“Being from the Special Operations community, things like Ranger school are not a leadership opportunity you can go to as a civilian, but it is the best leadership school in the country,” he explained. “A lot of the barriers you think you have as a human being are — nobody wrote those in stone — most of them are created in your own mind. And you figure out that with a little hard work and the right advisor, you can break through a lot of those.”
“Then it’s also perspective,” he added. “On my worst business day, the worst thing that can happen are these doors shut and the bank reclaims everything I own. But I still have my family. I have my health. I have all my opportunities still in front of me. It does a really good job of keeping things in perspective, even when you’re having a bad day.”
Elevated ‘tube steak’
Although Montgomery considers KC Cattle to be a steak company, he knows it was the all beef wagyu hot dogs that put the business on the map. In spring 2019, the company made a test batch, he said, which initially didn’t go over well.
His team sent a pack to Food & Wine magazine for its specialty hot dog taste test, but they didn’t think anything came of it until August when his phone started blowing up with hot dog orders.
The Food & Wine editors picked KC Cattle Company’s hot dog as the best saying, “This hot dog blew us away. The umami! The spice! The beefiness! It was basically like eating a steak in a bun, or an elevated ‘tube steak,’ if you will.”

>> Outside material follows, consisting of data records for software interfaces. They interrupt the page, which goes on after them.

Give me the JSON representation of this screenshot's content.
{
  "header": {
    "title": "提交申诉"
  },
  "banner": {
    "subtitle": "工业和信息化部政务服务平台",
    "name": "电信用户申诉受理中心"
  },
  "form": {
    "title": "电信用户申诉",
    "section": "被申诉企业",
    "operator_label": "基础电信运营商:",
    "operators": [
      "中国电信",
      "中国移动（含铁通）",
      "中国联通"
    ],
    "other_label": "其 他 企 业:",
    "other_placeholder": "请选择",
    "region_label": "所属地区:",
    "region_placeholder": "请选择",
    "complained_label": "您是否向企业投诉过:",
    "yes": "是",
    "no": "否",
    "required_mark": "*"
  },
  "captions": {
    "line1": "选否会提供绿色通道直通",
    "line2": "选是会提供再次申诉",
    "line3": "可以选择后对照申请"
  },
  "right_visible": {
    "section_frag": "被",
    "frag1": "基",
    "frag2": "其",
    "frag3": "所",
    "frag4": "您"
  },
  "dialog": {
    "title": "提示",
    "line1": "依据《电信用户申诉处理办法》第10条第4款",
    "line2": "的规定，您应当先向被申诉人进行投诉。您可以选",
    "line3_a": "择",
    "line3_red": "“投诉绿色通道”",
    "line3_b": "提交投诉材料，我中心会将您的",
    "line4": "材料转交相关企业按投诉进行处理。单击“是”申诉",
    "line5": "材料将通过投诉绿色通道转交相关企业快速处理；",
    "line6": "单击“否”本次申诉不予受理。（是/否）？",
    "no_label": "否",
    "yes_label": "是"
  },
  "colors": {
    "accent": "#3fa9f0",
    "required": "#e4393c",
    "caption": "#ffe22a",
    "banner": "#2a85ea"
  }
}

“It was right before the pandemic and people were sick of talking about politics and arguing about politics,” Montgomery explained. “So I think for this little hot dog article, it was just perfect timing right. It was the No. 1 article on Apple News and Yahoo and MSN for about 24 hours. And we had 12,000 orders roll in and roughly a million people visit the website.”
The hot dogs have remained especially popular, he noted, during this higher inflationary environment when steaks can be a bit pricey.
“Customers can still try our hot dogs and brats and our ground beef,” he added. “So it’s been huge for us. We thought we were a steak company. But I did a news interview a couple weeks ago and this lady kept referring to us as a hot dog company. And I was like, ‘I guess. I mean, we do sell a lot of hot dogs.’”